== Segment start ==

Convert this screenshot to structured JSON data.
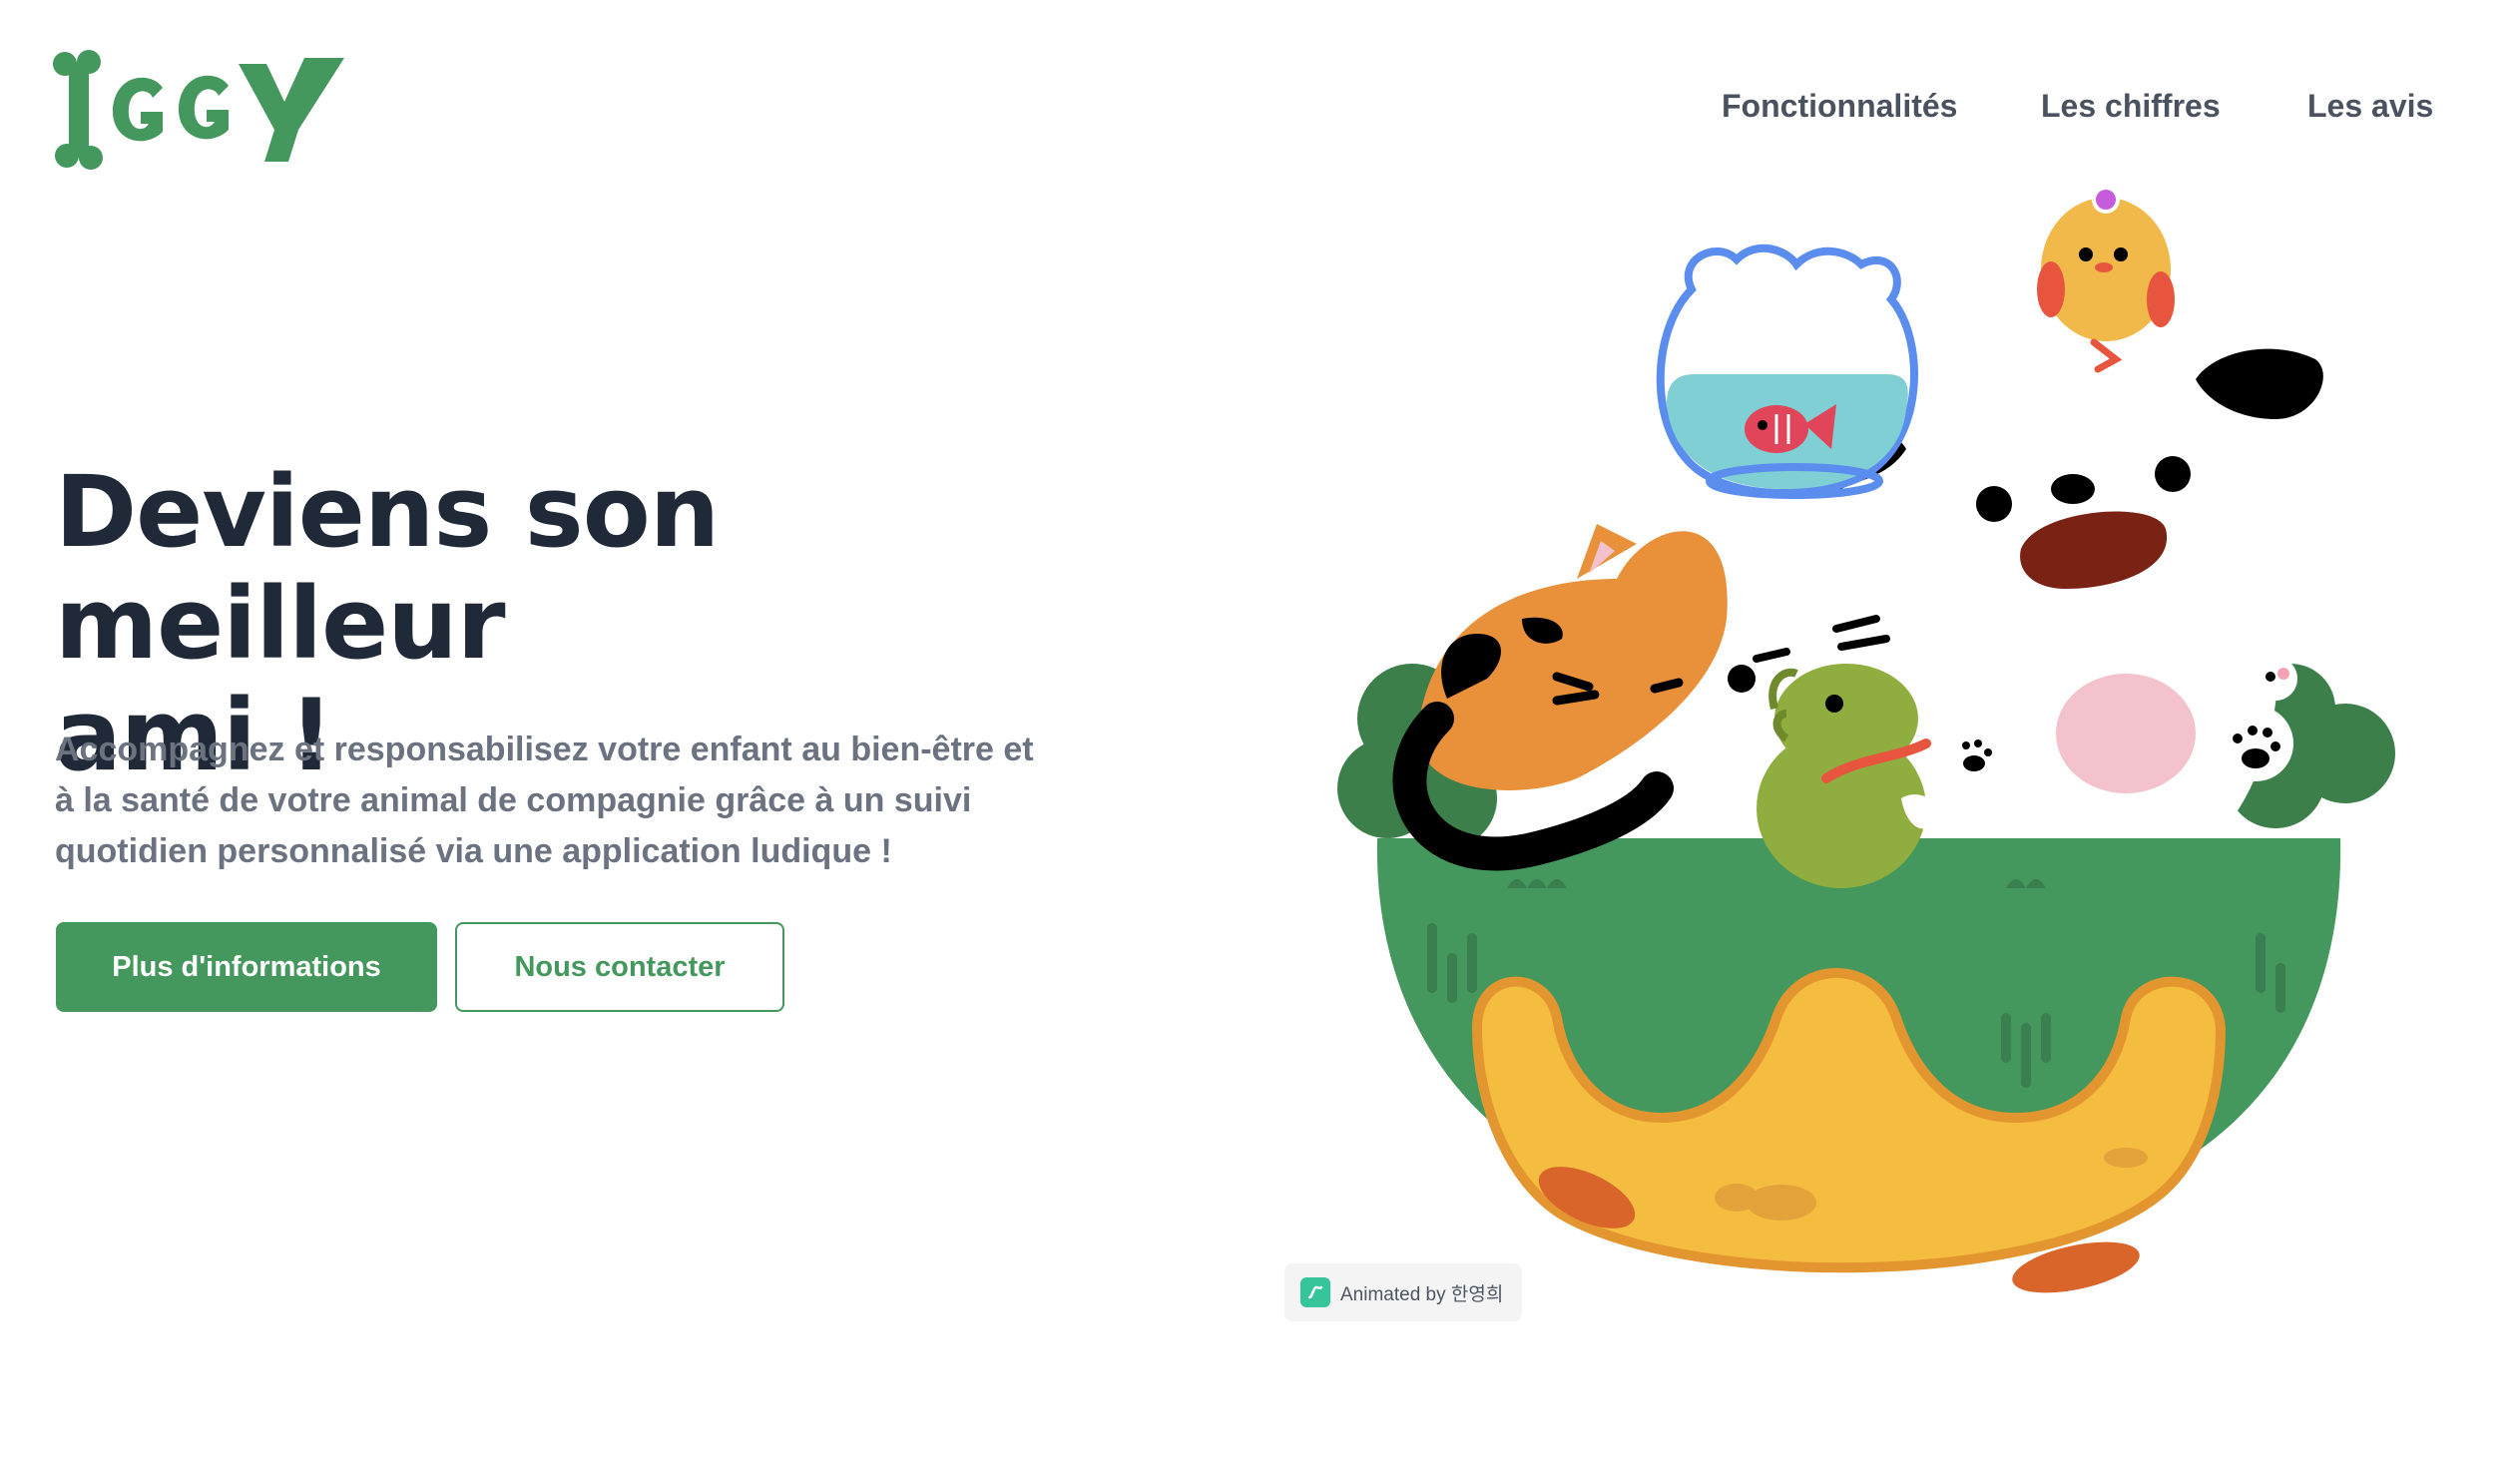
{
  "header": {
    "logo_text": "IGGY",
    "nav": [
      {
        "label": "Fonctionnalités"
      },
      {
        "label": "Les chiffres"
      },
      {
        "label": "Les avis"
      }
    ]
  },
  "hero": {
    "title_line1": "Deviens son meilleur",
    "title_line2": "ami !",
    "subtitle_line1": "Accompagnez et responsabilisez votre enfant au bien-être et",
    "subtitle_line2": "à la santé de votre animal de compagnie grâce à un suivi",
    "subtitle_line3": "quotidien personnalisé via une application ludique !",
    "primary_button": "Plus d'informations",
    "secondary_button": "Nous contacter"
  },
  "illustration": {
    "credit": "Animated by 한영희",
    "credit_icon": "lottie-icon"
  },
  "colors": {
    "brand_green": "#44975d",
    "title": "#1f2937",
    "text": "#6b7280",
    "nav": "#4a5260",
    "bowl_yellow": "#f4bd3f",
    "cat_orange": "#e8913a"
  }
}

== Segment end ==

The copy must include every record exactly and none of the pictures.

Convert this screenshot to structured JSON data.
{
  "header": {
    "logo_text": "IGGY",
    "nav": [
      {
        "label": "Fonctionnalités"
      },
      {
        "label": "Les chiffres"
      },
      {
        "label": "Les avis"
      }
    ]
  },
  "hero": {
    "title_line1": "Deviens son meilleur",
    "title_line2": "ami !",
    "subtitle_line1": "Accompagnez et responsabilisez votre enfant au bien-être et",
    "subtitle_line2": "à la santé de votre animal de compagnie grâce à un suivi",
    "subtitle_line3": "quotidien personnalisé via une application ludique !",
    "primary_button": "Plus d'informations",
    "secondary_button": "Nous contacter"
  },
  "illustration": {
    "credit": "Animated by 한영희",
    "credit_icon": "lottie-icon"
  },
  "colors": {
    "brand_green": "#44975d",
    "title": "#1f2937",
    "text": "#6b7280",
    "nav": "#4a5260",
    "bowl_yellow": "#f4bd3f",
    "cat_orange": "#e8913a"
  }
}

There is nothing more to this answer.